- **Directions**
Repeat every line that appears below, with nothing altered.

Interface dataset entries
——
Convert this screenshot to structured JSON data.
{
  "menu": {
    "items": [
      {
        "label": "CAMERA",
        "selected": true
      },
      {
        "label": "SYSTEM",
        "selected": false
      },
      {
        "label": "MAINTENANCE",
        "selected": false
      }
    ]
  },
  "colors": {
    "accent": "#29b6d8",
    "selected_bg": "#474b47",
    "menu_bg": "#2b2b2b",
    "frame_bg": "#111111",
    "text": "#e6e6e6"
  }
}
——
- **Problem solution**
Convert this screenshot to structured JSON data.
{
  "menu": {
    "items": [
      {
        "label": "CAMERA",
        "selected": true
      },
      {
        "label": "SYSTEM",
        "selected": false
      },
      {
        "label": "MAINTENANCE",
        "selected": false
      }
    ]
  },
  "colors": {
    "accent": "#29b6d8",
    "selected_bg": "#474b47",
    "menu_bg": "#2b2b2b",
    "frame_bg": "#111111",
    "text": "#e6e6e6"
  }
}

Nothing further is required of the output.